Chrysler is an odd case. Some of their vehicles (primary V6 applications) use a ZF9HP48, manufactured by ZF. However, most of their vehicles (primarily L4 applications) use the 948TE, which is mostly a ZF9, but with some changes, manufactured by Chrysler, directly. Many parts interchange, but some do not.Chrysler has a different procedure for their 9-speed ZFs: they use an aftermarket dip stick, measure the height and temp, then look up in a table the desired height for that temp and adjust. This may not work for us as they may be using a different ATF. But the important point is that getting the right quantity for the temp is critical, and is not just a matter of filling to a dipstick level.
It honestly doesn't seem like a terrible procedure, to me. I think the community will warm up to the idea once we build a photo-walk-through and a few of us have success with the procedure.I started out wanting to stick with the dealer for all service during the warranty period. Then they screwed me. Now it is DIY and an independent mechanic. But even he won't touch this transmission. So as I near 30k I am cringing...

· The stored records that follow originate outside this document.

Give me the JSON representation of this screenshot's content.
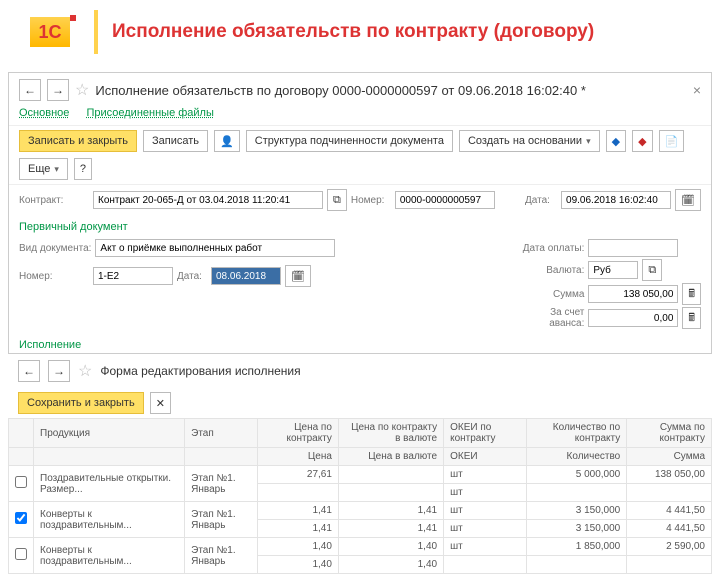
{
  "header": {
    "title": "Исполнение обязательств по контракту (договору)",
    "logo": "1С"
  },
  "panel1": {
    "title": "Исполнение обязательств по договору 0000-0000000597 от 09.06.2018 16:02:40 *",
    "links": {
      "main": "Основное",
      "attached": "Присоединенные файлы"
    },
    "toolbar": {
      "save_close": "Записать и закрыть",
      "save": "Записать",
      "struct": "Структура подчиненности документа",
      "create_on": "Создать на основании",
      "more": "Еще"
    },
    "contract_label": "Контракт:",
    "contract_value": "Контракт 20-065-Д от 03.04.2018 11:20:41",
    "number_label": "Номер:",
    "number_value": "0000-0000000597",
    "date_label": "Дата:",
    "date_value": "09.06.2018 16:02:40",
    "primary_doc": "Первичный документ",
    "doc_type_label": "Вид документа:",
    "doc_type_value": "Акт о приёмке выполненных работ",
    "num2_label": "Номер:",
    "num2_value": "1-Е2",
    "date2_label": "Дата:",
    "date2_value": "08.06.2018",
    "right": {
      "pay_date": "Дата оплаты:",
      "currency": "Валюта:",
      "currency_val": "Руб",
      "sum": "Сумма",
      "sum_val": "138 050,00",
      "advance": "За счет аванса:",
      "advance_val": "0,00"
    },
    "execution": "Исполнение"
  },
  "panel2": {
    "title": "Форма редактирования исполнения",
    "save_close": "Сохранить и закрыть",
    "headers": {
      "prod": "Продукция",
      "stage": "Этап",
      "price_c": "Цена по контракту",
      "price_cv": "Цена по контракту в валюте",
      "okei_c": "ОКЕИ по контракту",
      "qty_c": "Количество по контракту",
      "sum_c": "Сумма по контракту",
      "price": "Цена",
      "price_v": "Цена в валюте",
      "okei": "ОКЕИ",
      "qty": "Количество",
      "sum": "Сумма"
    },
    "rows": [
      {
        "chk": false,
        "prod": "Поздравительные открытки. Размер...",
        "stage": "Этап №1. Январь",
        "pc": "27,61",
        "pcv": "",
        "okei_top": "шт",
        "okei_bot": "шт",
        "qty": "5 000,000",
        "sum": "138 050,00"
      },
      {
        "chk": true,
        "prod": "Конверты к поздравительным...",
        "stage": "Этап №1. Январь",
        "pc": "1,41",
        "pcv": "1,41",
        "okei_top": "шт",
        "okei_bot": "шт",
        "qty": "3 150,000",
        "qty2": "3 150,000",
        "sum": "4 441,50",
        "sum2": "4 441,50"
      },
      {
        "chk": false,
        "prod": "Конверты к поздравительным...",
        "stage": "Этап №1. Январь",
        "pc": "1,40",
        "pcv": "1,40",
        "okei_top": "шт",
        "okei_bot": "",
        "qty": "1 850,000",
        "sum": "2 590,00"
      }
    ]
  }
}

I guess no new mdx upgrade for me if this is how they corral owners into their service center!